Your instructions »
Among the lines below, list those containing the string "message".
· · ·
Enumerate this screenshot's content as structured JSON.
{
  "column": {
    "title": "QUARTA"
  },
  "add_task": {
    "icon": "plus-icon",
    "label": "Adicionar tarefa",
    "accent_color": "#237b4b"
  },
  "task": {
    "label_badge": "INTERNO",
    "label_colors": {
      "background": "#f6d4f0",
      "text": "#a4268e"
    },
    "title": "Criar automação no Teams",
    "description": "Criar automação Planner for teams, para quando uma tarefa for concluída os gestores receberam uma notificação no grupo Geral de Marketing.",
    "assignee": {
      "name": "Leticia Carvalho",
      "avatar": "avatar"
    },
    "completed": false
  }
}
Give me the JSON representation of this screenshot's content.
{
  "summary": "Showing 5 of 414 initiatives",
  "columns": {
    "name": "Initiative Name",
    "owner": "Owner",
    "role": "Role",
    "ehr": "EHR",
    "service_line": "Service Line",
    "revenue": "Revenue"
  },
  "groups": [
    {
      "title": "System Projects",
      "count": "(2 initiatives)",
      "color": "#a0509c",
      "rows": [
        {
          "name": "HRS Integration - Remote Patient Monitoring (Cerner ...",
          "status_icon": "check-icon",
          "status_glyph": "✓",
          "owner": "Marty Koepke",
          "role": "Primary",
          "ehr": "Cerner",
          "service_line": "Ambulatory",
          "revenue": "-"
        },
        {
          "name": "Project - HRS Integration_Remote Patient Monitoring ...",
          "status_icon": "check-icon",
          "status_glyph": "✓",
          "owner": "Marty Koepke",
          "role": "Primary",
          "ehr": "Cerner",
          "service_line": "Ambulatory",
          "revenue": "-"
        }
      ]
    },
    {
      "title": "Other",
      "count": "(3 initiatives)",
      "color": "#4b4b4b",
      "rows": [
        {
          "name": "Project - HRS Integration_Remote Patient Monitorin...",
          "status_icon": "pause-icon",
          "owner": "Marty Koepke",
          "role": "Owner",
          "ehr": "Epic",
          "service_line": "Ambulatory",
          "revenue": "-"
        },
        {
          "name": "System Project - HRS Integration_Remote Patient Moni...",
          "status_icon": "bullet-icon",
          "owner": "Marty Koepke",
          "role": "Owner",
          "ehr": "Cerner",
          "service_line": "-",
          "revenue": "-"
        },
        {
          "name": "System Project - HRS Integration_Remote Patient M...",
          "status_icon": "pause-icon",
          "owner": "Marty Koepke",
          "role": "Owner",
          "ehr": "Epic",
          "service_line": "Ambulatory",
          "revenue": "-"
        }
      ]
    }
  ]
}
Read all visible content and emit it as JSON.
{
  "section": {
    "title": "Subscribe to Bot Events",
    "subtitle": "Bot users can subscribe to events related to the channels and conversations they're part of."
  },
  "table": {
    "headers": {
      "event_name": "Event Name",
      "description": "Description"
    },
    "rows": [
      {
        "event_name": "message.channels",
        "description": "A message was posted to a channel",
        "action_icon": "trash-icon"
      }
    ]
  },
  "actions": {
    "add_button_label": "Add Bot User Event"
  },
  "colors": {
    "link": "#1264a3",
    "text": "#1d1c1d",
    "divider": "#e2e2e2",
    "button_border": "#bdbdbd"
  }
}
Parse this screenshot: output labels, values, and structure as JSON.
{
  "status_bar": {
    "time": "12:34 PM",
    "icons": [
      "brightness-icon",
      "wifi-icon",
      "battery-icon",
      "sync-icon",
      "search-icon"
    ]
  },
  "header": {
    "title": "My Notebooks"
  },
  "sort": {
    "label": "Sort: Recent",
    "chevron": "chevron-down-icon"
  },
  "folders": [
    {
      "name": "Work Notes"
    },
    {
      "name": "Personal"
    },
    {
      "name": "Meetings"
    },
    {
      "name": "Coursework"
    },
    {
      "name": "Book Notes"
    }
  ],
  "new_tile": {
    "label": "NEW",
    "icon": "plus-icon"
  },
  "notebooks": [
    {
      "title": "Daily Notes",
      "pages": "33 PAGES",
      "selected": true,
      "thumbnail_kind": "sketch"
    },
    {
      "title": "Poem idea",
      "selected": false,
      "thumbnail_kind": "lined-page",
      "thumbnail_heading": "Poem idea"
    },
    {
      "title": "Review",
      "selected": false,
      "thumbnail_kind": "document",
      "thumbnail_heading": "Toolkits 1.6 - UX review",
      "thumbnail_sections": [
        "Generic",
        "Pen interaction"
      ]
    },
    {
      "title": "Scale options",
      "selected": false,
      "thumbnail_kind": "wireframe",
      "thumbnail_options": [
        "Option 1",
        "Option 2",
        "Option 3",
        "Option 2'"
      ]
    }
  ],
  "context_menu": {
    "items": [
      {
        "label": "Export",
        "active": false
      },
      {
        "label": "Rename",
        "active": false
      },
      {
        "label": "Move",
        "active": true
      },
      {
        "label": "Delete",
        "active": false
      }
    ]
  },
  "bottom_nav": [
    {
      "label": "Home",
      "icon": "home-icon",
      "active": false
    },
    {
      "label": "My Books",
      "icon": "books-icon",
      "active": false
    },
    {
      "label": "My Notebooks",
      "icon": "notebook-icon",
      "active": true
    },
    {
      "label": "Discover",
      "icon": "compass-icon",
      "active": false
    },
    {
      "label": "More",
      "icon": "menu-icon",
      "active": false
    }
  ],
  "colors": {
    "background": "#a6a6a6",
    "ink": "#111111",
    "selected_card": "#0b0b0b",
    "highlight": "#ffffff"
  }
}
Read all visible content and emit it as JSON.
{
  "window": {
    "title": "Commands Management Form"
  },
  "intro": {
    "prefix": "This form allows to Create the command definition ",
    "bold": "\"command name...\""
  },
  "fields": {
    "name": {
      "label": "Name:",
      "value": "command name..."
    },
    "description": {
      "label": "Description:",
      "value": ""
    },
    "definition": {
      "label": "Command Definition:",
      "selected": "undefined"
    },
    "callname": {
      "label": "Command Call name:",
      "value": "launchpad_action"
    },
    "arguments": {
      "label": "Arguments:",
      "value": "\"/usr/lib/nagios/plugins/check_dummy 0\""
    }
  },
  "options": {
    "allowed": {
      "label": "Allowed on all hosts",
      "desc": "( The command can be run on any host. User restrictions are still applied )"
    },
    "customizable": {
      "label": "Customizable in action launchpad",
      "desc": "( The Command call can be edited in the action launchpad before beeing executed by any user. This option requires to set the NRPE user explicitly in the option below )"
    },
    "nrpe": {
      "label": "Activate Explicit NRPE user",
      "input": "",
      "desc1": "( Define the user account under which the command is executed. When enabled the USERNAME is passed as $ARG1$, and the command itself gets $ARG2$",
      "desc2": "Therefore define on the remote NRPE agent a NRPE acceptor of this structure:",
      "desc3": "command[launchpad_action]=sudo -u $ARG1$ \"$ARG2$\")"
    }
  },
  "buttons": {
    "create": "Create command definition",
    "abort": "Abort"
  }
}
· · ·
Task result »
        "event_name": "message.channels",
        "description": "A message was posted to a channel",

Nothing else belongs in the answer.